> Exercise
Filter the listing for lines containing "root".

> Data provided
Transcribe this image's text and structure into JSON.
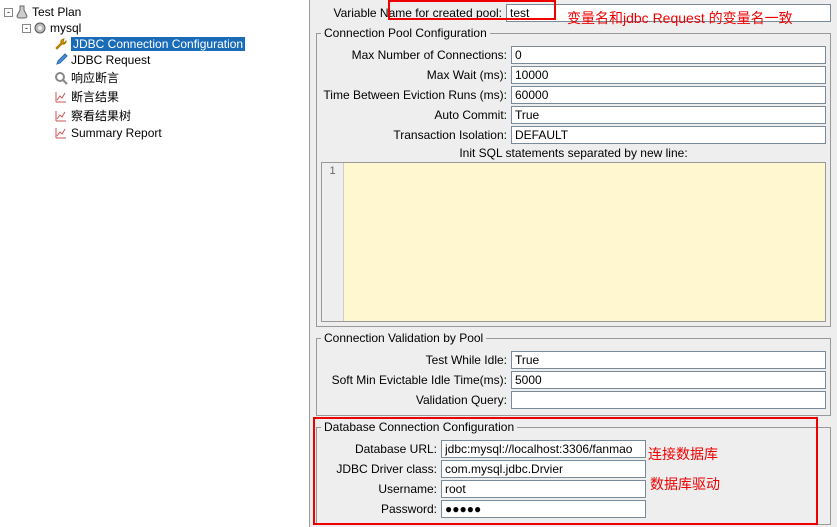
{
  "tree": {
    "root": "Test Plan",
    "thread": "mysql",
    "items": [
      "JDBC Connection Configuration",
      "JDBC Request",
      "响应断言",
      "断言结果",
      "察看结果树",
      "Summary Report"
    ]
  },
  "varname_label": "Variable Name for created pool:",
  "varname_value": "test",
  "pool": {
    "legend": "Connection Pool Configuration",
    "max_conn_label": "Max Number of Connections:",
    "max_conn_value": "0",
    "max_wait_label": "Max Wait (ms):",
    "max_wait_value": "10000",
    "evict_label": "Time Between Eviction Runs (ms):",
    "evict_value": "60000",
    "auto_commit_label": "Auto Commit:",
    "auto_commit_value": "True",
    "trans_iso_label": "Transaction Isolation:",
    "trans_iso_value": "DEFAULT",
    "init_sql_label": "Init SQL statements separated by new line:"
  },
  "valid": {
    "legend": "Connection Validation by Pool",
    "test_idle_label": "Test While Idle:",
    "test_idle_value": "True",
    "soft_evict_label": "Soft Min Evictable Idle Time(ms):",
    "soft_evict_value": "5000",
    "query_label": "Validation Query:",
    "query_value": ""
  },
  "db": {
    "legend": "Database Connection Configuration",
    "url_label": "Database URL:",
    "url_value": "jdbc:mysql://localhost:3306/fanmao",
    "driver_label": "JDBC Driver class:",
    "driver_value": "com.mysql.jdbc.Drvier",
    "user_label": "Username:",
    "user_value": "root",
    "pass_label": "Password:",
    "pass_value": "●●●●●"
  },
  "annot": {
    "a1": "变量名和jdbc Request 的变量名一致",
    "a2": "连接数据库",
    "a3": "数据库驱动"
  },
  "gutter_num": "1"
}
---
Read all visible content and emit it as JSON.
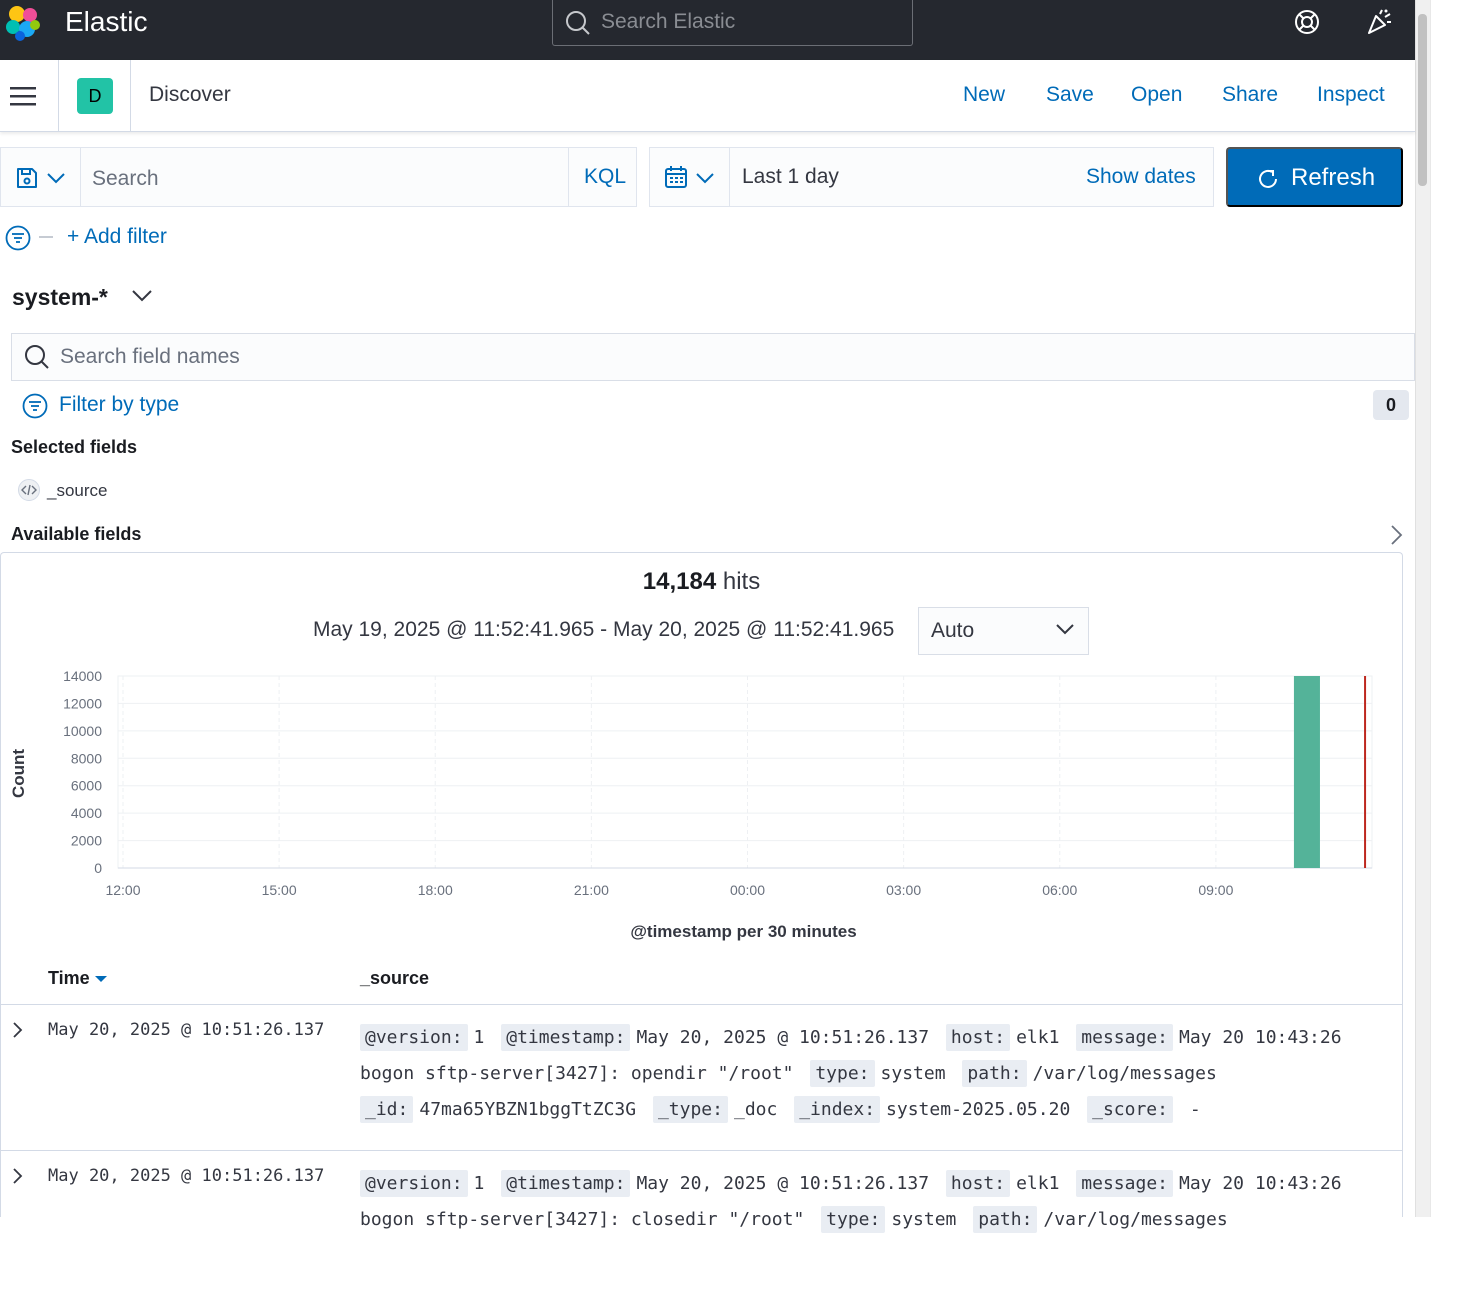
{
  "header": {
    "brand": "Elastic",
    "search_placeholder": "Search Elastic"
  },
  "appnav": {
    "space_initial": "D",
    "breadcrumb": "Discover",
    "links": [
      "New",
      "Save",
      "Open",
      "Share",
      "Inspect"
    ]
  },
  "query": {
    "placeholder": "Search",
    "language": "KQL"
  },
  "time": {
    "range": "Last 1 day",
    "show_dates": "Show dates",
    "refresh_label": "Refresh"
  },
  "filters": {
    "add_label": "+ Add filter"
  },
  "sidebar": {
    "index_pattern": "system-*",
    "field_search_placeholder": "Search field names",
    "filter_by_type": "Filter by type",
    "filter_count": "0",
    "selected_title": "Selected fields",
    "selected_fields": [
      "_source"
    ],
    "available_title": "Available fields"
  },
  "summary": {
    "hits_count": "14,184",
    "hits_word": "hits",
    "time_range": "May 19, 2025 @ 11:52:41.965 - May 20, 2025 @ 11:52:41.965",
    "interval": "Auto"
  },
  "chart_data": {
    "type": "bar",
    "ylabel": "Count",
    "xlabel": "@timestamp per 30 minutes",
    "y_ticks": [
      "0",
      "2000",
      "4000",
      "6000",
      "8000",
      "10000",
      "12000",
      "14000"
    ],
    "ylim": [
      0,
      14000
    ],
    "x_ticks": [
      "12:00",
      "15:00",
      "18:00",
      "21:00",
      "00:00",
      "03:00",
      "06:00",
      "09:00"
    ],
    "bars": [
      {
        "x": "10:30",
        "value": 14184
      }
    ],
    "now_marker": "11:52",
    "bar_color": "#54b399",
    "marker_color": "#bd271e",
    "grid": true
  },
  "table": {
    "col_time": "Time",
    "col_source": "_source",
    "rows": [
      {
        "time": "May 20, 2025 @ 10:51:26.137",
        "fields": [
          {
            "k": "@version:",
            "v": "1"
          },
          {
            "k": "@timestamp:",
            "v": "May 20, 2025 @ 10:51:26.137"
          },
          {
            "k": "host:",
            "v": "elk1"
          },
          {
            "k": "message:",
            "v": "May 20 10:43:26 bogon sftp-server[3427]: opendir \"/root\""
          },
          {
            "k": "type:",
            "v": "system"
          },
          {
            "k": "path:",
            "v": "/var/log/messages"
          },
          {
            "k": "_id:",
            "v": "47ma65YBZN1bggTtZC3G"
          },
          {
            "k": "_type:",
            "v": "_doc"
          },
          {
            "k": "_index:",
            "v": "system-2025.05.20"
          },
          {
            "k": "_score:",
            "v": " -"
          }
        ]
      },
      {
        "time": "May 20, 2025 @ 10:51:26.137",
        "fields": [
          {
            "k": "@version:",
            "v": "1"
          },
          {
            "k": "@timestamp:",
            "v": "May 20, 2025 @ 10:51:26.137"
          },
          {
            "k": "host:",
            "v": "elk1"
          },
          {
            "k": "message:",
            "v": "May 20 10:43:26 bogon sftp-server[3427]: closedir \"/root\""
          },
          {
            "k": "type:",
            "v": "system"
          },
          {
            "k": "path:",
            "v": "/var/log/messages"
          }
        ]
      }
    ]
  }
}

> Solution for this problem
    "root": "Test Plan",
    "user_value": "root",
            "v": "May 20 10:43:26 bogon sftp-server[3427]: opendir \"/root\""
            "v": "May 20 10:43:26 bogon sftp-server[3427]: closedir \"/root\""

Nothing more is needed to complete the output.